(Stored records)
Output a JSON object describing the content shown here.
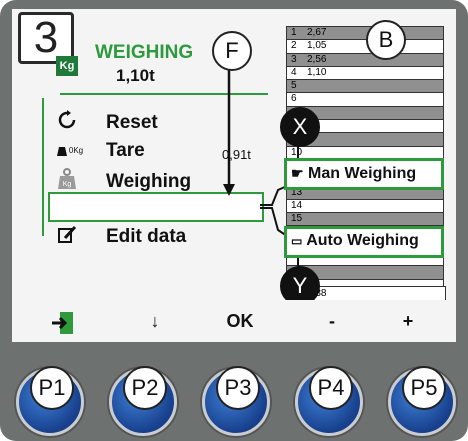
{
  "screen": {
    "step_number": "3",
    "title": "WEIGHING",
    "total_weight": "1,10t",
    "kg_badge": "Kg"
  },
  "menu": {
    "items": [
      {
        "label": "Reset",
        "icon": "refresh-icon"
      },
      {
        "label": "Tare",
        "icon": "tare-0kg-icon",
        "value": "0,91t"
      },
      {
        "label": "Weighing",
        "icon": "weight-kg-icon"
      },
      {
        "label": "",
        "icon": ""
      },
      {
        "label": "Edit data",
        "icon": "edit-icon"
      }
    ],
    "tare_icon_text": "0Kg"
  },
  "data_list": {
    "rows": [
      {
        "n": "1",
        "v": "2,67",
        "shade": "dark"
      },
      {
        "n": "2",
        "v": "1,05",
        "shade": "light"
      },
      {
        "n": "3",
        "v": "2,56",
        "shade": "dark"
      },
      {
        "n": "4",
        "v": "1,10",
        "shade": "light"
      },
      {
        "n": "5",
        "v": "",
        "shade": "dark"
      },
      {
        "n": "6",
        "v": "",
        "shade": "light"
      },
      {
        "n": "",
        "v": "",
        "shade": "dark"
      },
      {
        "n": "",
        "v": "",
        "shade": "light"
      },
      {
        "n": "",
        "v": "",
        "shade": "dark"
      },
      {
        "n": "10",
        "v": "",
        "shade": "light"
      },
      {
        "n": "",
        "v": "",
        "shade": "dark"
      },
      {
        "n": "",
        "v": "",
        "shade": "light"
      },
      {
        "n": "13",
        "v": "",
        "shade": "dark"
      },
      {
        "n": "14",
        "v": "",
        "shade": "light"
      },
      {
        "n": "15",
        "v": "",
        "shade": "dark"
      },
      {
        "n": "",
        "v": "",
        "shade": "light"
      },
      {
        "n": "",
        "v": "",
        "shade": "dark"
      },
      {
        "n": "",
        "v": "",
        "shade": "light"
      },
      {
        "n": "",
        "v": "",
        "shade": "dark"
      },
      {
        "n": "",
        "v": "",
        "shade": "light"
      }
    ],
    "last_value": "7,38"
  },
  "popups": {
    "man_weighing": "Man Weighing",
    "auto_weighing": "Auto Weighing"
  },
  "callouts": {
    "f": "F",
    "b": "B",
    "x": "X",
    "y": "Y"
  },
  "softkeys": {
    "p1_icon": "exit-door-icon",
    "p2": "↓",
    "p3": "OK",
    "p4": "-",
    "p5": "+"
  },
  "hardware_buttons": [
    "P1",
    "P2",
    "P3",
    "P4",
    "P5"
  ],
  "colors": {
    "accent_green": "#2f9a3c",
    "button_blue": "#2a5fb8",
    "bezel": "#6d7270"
  }
}
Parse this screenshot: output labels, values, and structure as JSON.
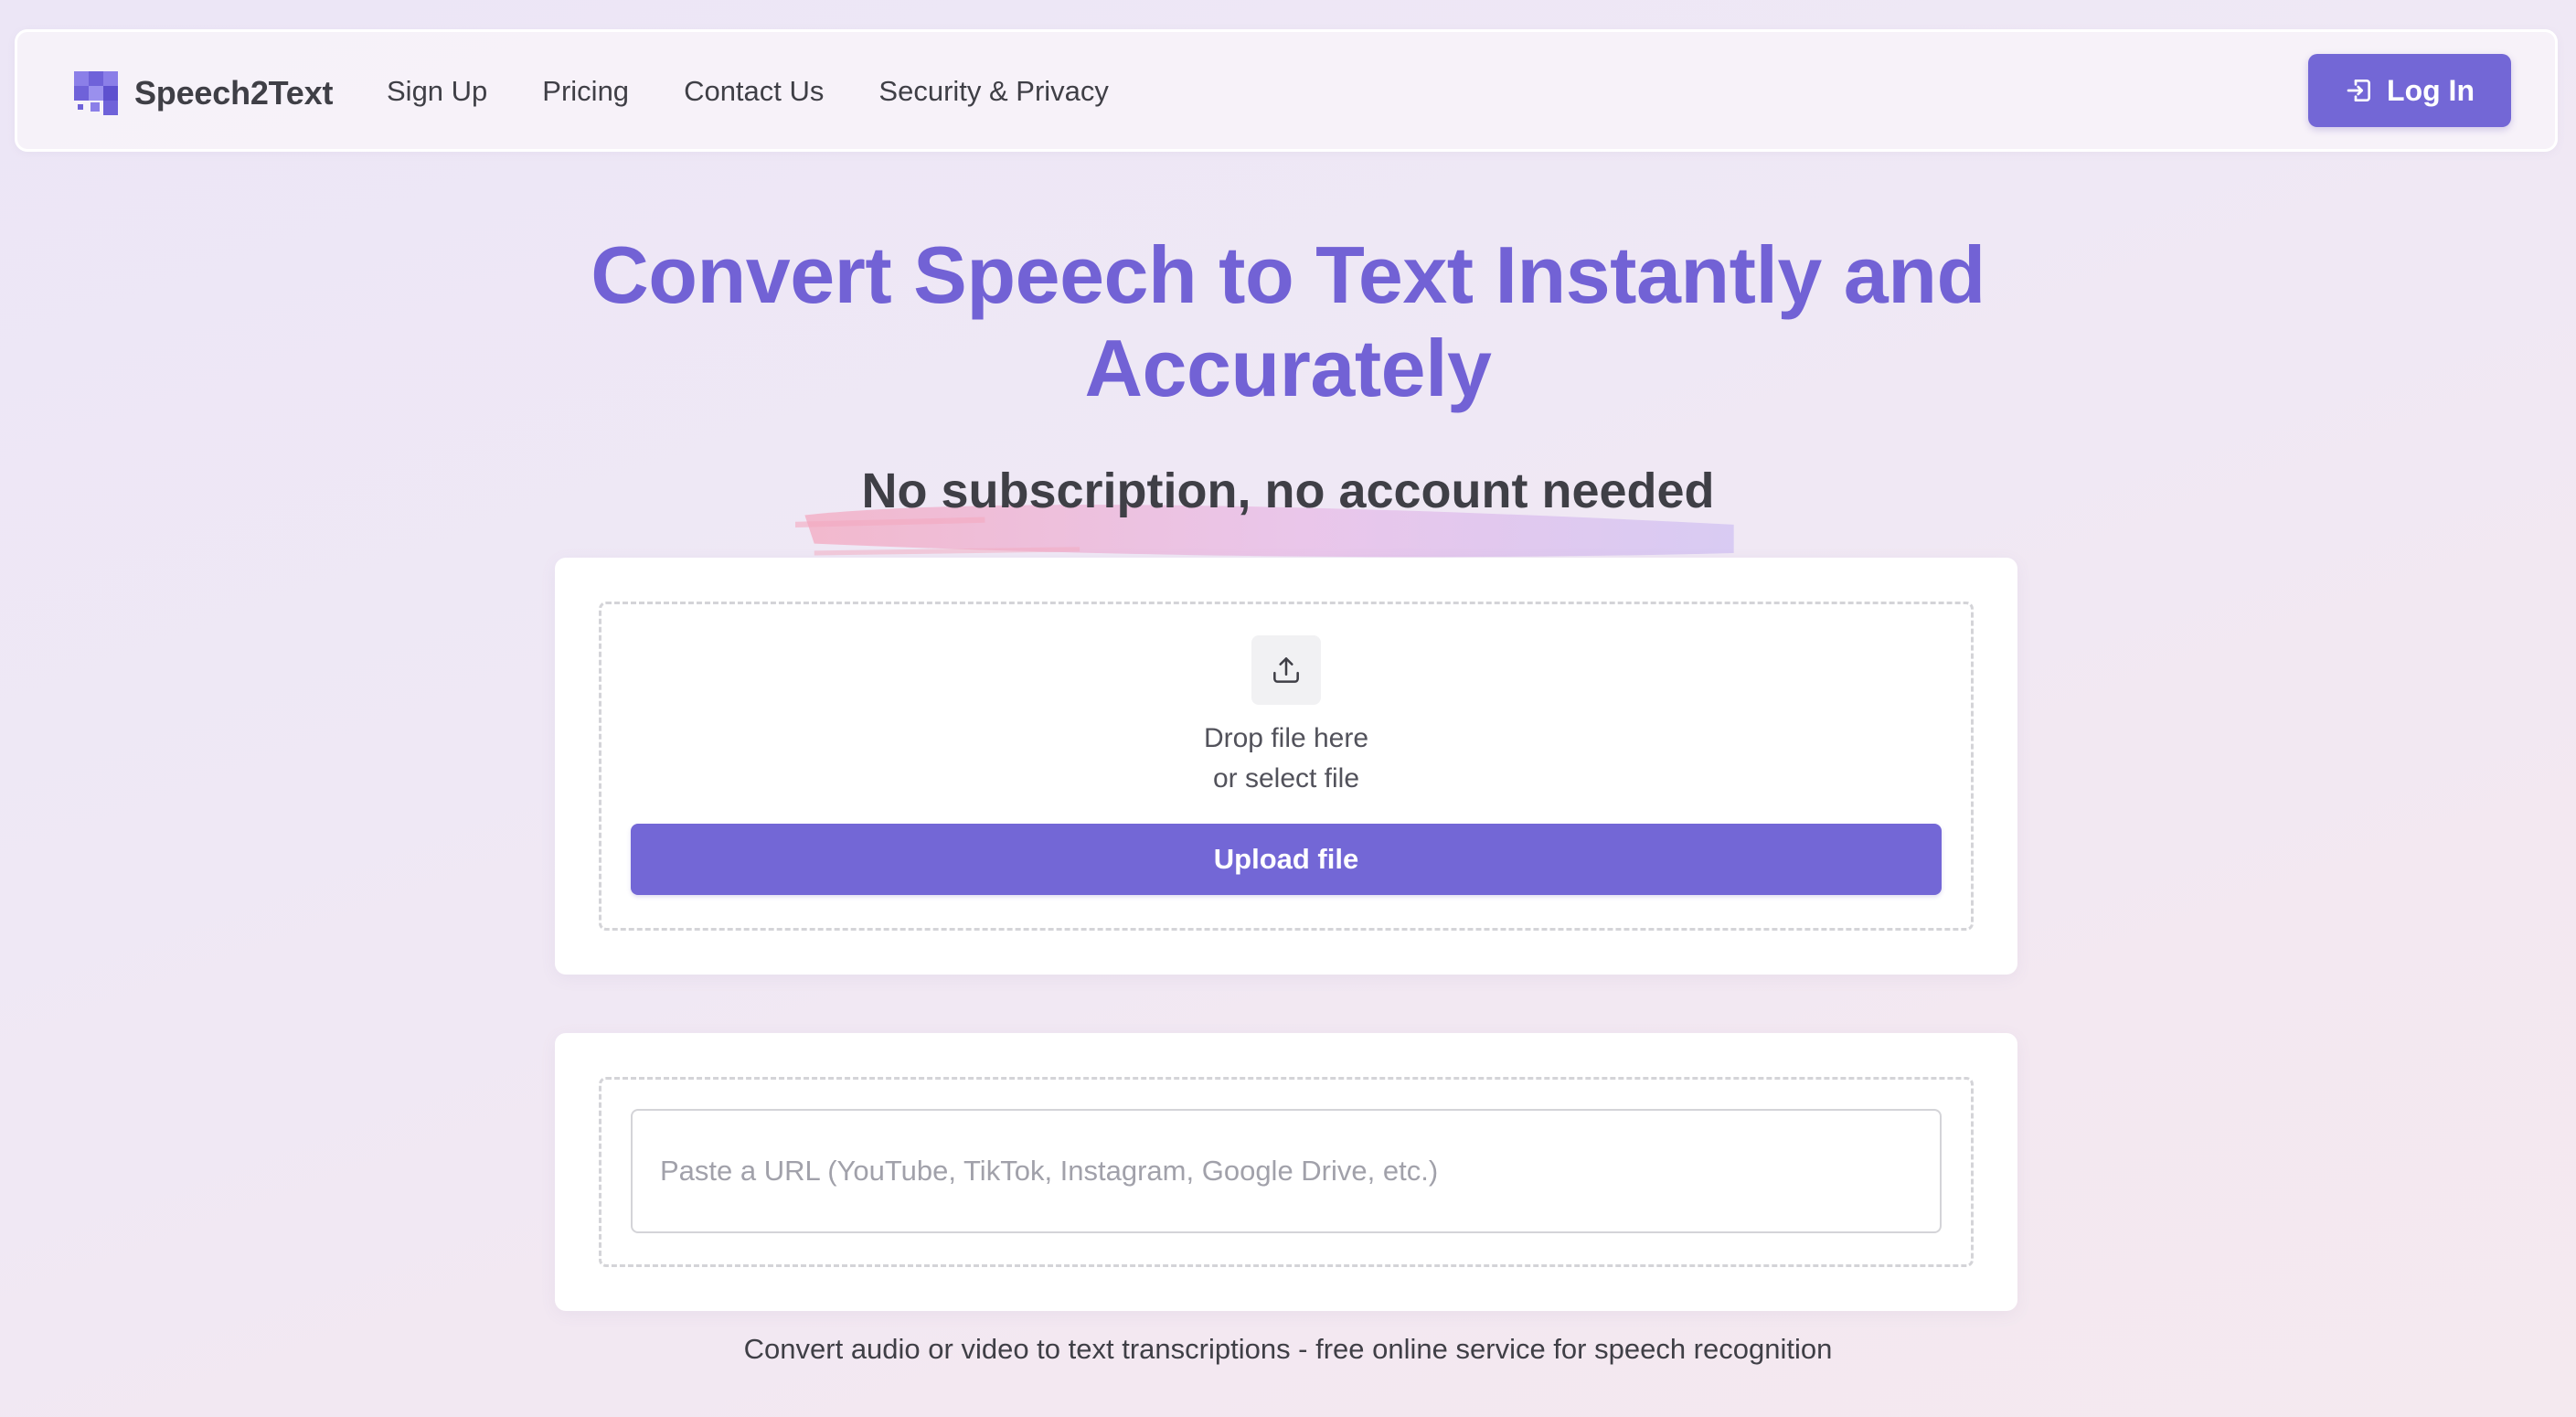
{
  "navbar": {
    "brand_name": "Speech2Text",
    "logo_icon": "grid-logo-icon",
    "links": [
      {
        "label": "Sign Up"
      },
      {
        "label": "Pricing"
      },
      {
        "label": "Contact Us"
      },
      {
        "label": "Security & Privacy"
      }
    ],
    "login_label": "Log In",
    "login_icon": "login-icon"
  },
  "hero": {
    "title_line1": "Convert Speech to Text Instantly and",
    "title_line2": "Accurately",
    "subtitle": "No subscription, no account needed"
  },
  "upload": {
    "icon": "upload-icon",
    "drop_text": "Drop file here",
    "select_text": "or select file",
    "button_label": "Upload file"
  },
  "url_input": {
    "value": "",
    "placeholder": "Paste a URL (YouTube, TikTok, Instagram, Google Drive, etc.)"
  },
  "footer": {
    "tagline": "Convert audio or video to text transcriptions - free online service for speech recognition"
  },
  "colors": {
    "accent": "#7367d6",
    "title": "#7262d5",
    "text": "#3f3f46",
    "background": "#efe8f5"
  }
}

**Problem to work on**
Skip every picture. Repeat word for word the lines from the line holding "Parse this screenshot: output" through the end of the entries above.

**Task solution**
Parse this screenshot: output labels, values, and structure as JSON.
{
  "navbar": {
    "brand_name": "Speech2Text",
    "logo_icon": "grid-logo-icon",
    "links": [
      {
        "label": "Sign Up"
      },
      {
        "label": "Pricing"
      },
      {
        "label": "Contact Us"
      },
      {
        "label": "Security & Privacy"
      }
    ],
    "login_label": "Log In",
    "login_icon": "login-icon"
  },
  "hero": {
    "title_line1": "Convert Speech to Text Instantly and",
    "title_line2": "Accurately",
    "subtitle": "No subscription, no account needed"
  },
  "upload": {
    "icon": "upload-icon",
    "drop_text": "Drop file here",
    "select_text": "or select file",
    "button_label": "Upload file"
  },
  "url_input": {
    "value": "",
    "placeholder": "Paste a URL (YouTube, TikTok, Instagram, Google Drive, etc.)"
  },
  "footer": {
    "tagline": "Convert audio or video to text transcriptions - free online service for speech recognition"
  },
  "colors": {
    "accent": "#7367d6",
    "title": "#7262d5",
    "text": "#3f3f46",
    "background": "#efe8f5"
  }
}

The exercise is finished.